* **Problem to solve**:
Return all the entries below exactly, except for the images they hold.
** Opening Input records block **
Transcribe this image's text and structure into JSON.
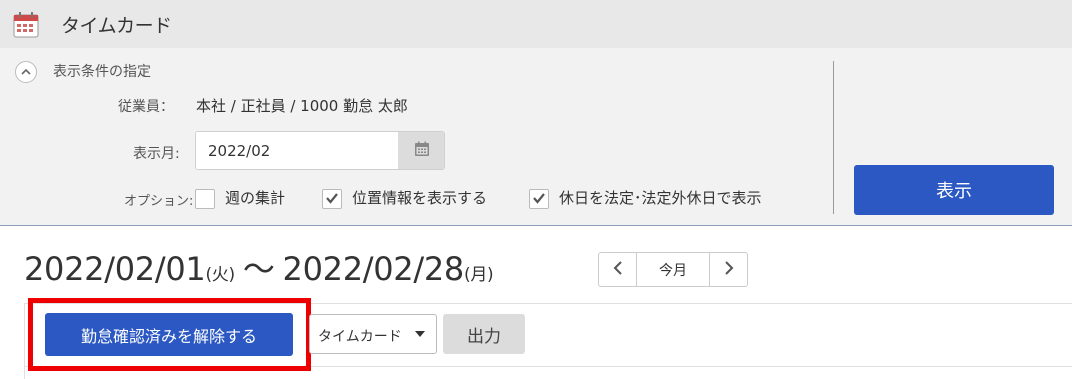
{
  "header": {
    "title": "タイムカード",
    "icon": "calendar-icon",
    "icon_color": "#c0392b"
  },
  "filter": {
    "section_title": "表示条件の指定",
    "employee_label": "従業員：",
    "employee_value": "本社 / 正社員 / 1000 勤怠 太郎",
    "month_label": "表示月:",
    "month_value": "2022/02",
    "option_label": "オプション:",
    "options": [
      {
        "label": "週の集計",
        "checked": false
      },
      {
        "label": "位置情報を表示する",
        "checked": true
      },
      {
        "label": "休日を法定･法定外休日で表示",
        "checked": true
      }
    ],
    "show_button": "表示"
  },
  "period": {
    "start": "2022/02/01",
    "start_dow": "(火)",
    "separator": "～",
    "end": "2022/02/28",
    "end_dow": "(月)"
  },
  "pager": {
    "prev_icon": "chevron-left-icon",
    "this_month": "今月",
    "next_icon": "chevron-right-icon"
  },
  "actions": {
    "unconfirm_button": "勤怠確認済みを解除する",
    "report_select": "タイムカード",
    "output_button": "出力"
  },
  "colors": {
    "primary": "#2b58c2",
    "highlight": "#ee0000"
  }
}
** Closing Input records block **
* **Response to the task**:
Transcribe this image's text and structure into JSON.
{
  "header": {
    "title": "タイムカード",
    "icon": "calendar-icon",
    "icon_color": "#c0392b"
  },
  "filter": {
    "section_title": "表示条件の指定",
    "employee_label": "従業員：",
    "employee_value": "本社 / 正社員 / 1000 勤怠 太郎",
    "month_label": "表示月:",
    "month_value": "2022/02",
    "option_label": "オプション:",
    "options": [
      {
        "label": "週の集計",
        "checked": false
      },
      {
        "label": "位置情報を表示する",
        "checked": true
      },
      {
        "label": "休日を法定･法定外休日で表示",
        "checked": true
      }
    ],
    "show_button": "表示"
  },
  "period": {
    "start": "2022/02/01",
    "start_dow": "(火)",
    "separator": "～",
    "end": "2022/02/28",
    "end_dow": "(月)"
  },
  "pager": {
    "prev_icon": "chevron-left-icon",
    "this_month": "今月",
    "next_icon": "chevron-right-icon"
  },
  "actions": {
    "unconfirm_button": "勤怠確認済みを解除する",
    "report_select": "タイムカード",
    "output_button": "出力"
  },
  "colors": {
    "primary": "#2b58c2",
    "highlight": "#ee0000"
  }
}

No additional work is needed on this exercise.